◆ **Instructions to follow**: Records follow. Select each line holding "JSON".

Supplied material section start

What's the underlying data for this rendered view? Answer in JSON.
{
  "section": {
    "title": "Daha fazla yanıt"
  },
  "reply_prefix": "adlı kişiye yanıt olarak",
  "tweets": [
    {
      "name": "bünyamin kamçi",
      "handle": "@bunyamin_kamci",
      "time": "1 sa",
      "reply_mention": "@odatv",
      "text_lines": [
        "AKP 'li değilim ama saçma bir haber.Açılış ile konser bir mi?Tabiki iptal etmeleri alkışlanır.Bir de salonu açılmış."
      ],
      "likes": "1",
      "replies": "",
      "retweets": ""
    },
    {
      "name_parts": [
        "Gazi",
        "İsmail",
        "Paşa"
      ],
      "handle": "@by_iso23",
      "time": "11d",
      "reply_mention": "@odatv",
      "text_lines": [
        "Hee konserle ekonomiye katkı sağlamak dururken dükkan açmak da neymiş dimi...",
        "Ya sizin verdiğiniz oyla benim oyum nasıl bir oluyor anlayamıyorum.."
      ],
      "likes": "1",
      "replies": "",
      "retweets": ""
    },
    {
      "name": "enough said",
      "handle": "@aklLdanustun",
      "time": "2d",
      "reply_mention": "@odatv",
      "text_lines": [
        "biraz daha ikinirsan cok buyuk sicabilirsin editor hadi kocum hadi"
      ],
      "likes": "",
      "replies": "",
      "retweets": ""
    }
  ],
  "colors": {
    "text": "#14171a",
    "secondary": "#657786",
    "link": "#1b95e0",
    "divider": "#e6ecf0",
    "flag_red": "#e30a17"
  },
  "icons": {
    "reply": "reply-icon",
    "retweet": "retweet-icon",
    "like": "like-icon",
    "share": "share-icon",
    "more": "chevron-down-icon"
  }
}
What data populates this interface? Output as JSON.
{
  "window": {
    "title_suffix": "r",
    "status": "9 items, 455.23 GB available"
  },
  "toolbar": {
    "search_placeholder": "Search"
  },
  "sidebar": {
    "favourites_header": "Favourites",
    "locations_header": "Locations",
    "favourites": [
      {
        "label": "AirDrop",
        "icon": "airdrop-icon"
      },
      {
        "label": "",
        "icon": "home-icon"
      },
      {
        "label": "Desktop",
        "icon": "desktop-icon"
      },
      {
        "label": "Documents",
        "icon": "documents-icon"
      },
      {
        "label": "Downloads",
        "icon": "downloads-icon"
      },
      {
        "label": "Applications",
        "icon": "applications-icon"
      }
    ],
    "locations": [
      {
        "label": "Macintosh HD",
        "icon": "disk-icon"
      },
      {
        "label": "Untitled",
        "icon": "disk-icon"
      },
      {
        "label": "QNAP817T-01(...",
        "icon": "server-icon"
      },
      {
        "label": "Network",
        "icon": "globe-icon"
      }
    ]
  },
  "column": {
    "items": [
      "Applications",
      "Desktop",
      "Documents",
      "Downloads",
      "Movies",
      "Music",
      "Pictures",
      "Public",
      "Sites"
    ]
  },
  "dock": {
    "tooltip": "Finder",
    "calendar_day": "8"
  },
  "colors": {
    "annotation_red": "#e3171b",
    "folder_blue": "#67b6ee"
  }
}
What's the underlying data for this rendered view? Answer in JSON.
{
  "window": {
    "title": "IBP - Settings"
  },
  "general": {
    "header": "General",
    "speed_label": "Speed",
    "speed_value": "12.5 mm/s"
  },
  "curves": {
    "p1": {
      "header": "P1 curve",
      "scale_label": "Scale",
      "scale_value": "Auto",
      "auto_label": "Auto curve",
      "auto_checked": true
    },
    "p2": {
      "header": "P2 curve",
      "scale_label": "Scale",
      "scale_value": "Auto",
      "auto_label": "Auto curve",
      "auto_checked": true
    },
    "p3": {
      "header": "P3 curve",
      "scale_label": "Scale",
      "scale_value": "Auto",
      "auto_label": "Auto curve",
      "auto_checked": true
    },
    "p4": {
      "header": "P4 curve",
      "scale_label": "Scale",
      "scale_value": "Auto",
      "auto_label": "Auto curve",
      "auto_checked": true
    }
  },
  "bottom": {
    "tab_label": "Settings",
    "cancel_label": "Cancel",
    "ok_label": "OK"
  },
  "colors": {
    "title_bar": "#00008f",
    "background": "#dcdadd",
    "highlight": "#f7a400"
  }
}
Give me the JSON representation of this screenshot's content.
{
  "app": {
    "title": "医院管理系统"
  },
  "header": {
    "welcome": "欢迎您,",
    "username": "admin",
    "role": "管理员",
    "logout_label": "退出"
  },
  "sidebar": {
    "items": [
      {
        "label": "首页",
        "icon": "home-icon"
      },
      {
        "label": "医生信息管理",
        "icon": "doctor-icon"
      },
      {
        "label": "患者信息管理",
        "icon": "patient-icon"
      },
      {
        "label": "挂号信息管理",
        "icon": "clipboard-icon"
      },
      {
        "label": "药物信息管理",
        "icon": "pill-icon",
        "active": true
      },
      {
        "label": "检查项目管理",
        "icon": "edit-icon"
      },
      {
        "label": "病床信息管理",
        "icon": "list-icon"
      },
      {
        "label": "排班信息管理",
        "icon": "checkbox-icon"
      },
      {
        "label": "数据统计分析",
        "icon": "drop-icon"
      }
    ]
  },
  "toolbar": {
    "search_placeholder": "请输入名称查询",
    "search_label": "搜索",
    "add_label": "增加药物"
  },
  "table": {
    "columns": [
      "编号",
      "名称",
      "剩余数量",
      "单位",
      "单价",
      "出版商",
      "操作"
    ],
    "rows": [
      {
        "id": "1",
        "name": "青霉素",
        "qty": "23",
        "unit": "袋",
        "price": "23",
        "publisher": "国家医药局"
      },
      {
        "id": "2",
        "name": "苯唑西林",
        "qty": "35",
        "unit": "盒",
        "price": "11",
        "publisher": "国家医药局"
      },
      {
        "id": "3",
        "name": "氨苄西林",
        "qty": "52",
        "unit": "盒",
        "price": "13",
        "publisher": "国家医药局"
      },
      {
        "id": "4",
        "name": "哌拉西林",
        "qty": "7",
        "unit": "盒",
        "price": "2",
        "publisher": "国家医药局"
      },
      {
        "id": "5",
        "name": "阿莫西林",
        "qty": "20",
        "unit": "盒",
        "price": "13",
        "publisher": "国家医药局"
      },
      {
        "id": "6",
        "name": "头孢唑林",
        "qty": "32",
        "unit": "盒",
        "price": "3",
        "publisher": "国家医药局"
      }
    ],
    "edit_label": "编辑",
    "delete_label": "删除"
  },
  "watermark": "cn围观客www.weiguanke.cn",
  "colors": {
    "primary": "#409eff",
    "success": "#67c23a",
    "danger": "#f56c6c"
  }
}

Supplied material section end

◆ **Exercise result**:
What's the underlying data for this rendered view? Answer in JSON.
What data populates this interface? Output as JSON.
What's the underlying data for this rendered view? Answer in JSON.
Give me the JSON representation of this screenshot's content.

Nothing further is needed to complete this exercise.